During the war, 40 of Sophia’s relatives were lost, including her younger sister Esther, and her fouryear-old nephew, Barney, who were sent to the gas chambers immediately after arriving at Birkenau. Leon Greenman, Esther’s husband, would go on to write a novel, “An Englishman sent to Auschwitz.”
The Holocaust gallery at the Jewish Museum in London is dedicated to his story, and when Sophia’s children visited the museum they were surprised to find their mother on display there, posing in a photo with Esther and Leon on their wedding day.
“She left England after the war
was over, right, and that time they knew that the whole family was gone,” says Cindy. “They knew that the whole family was in the concentration camp. I’m not sure if she knew they were all dead when she left or not.”
When she did speak about her lost sister, Sophia used to tell the children a different story.
“She always said she had a sister, Aunt Esther, who was killed during the Nazi bombing in London,” recalls Dennis. “She never told us about Auschwitz.”
One of Steward’s goals is to visit Auschwitz. Cindy and her daughter, Jillian, visited last summer.
“It was very emotional. Extremely emotional,” admits Cindy.
They stood on the spot where Esther and Barney would have been separated before being led away to the gas chamber, and where Leon would have last seen them.
“This is where the train came in, and this is where they separated the women and children from the men. And we were just like literally standing there. And it was. It was pretty powerful. Pretty powerful.”
The children believe their mother likely saw Newfoundland as a safe haven and a fresh start.
“I think you have to walk the walk to understand why she did what she did, and by going there and going to the Jewish museum and seeing how they were treated, and going to Auschwitz, I sort of have an understanding of her leaving and how she wanted to make it safe,” says Cindy.
“She was probably scared,” speculates Dennis. “We’ll never know.”
If nothing else, learning about Sophia’s past has given her children a strong appreciation for what she overcame to start over in Canada. Not everyone managed it.
“A lot of people kept that a secret. I know a number of families in Newfoundland that came, that were Jewish, that their parents also kept that a secret,” says Cindy.
Steward says for their mother to keep a secret for so long from her own children is no small feat.
“There was a lot of willpower in her.”
Around 15 years ago, when she was a teacher in Gander, Cindy told her fifth-grade class about it. Later that day she went shopping with her daughter.
“Me and her were walking up through the mall – she was about 14 at the time – I heard this chant, ‘Jew! Jew! Jew! Jew!’ and I’m thinking, ‘You have to be kidding.’ So, I said to my daughter I will never mention the word again, and then I sort of felt like my Mom may have felt.”
Sophia May died from cancer in 1982. She was 64.
Leo and Sophia May (nee Vanleuis). Above: Women and children were separated at Auschwitz before being led to the gas chamber.
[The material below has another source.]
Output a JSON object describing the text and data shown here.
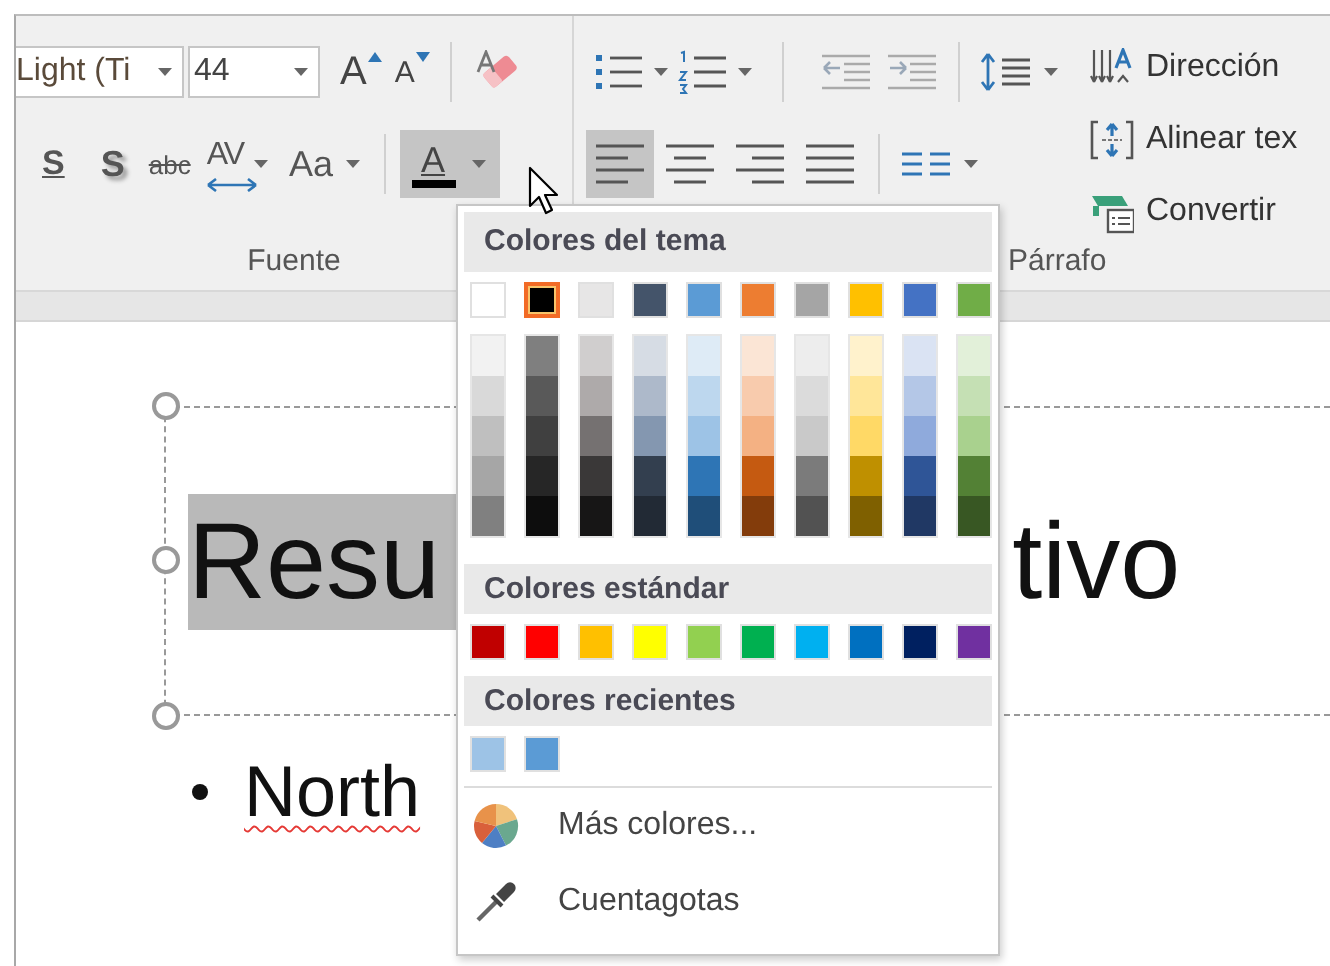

Among those executed were Sophia May’s sister and four-year-old nephew, Esther and Barney Greenman.Left: Auschwitz.
Gunner Leo May served in the Royal Newfoundland Regiment Royal Artillery 59th Battery.
Cindy May with her 91-year-old aunt, Yetta Jackson, last summer in London, England.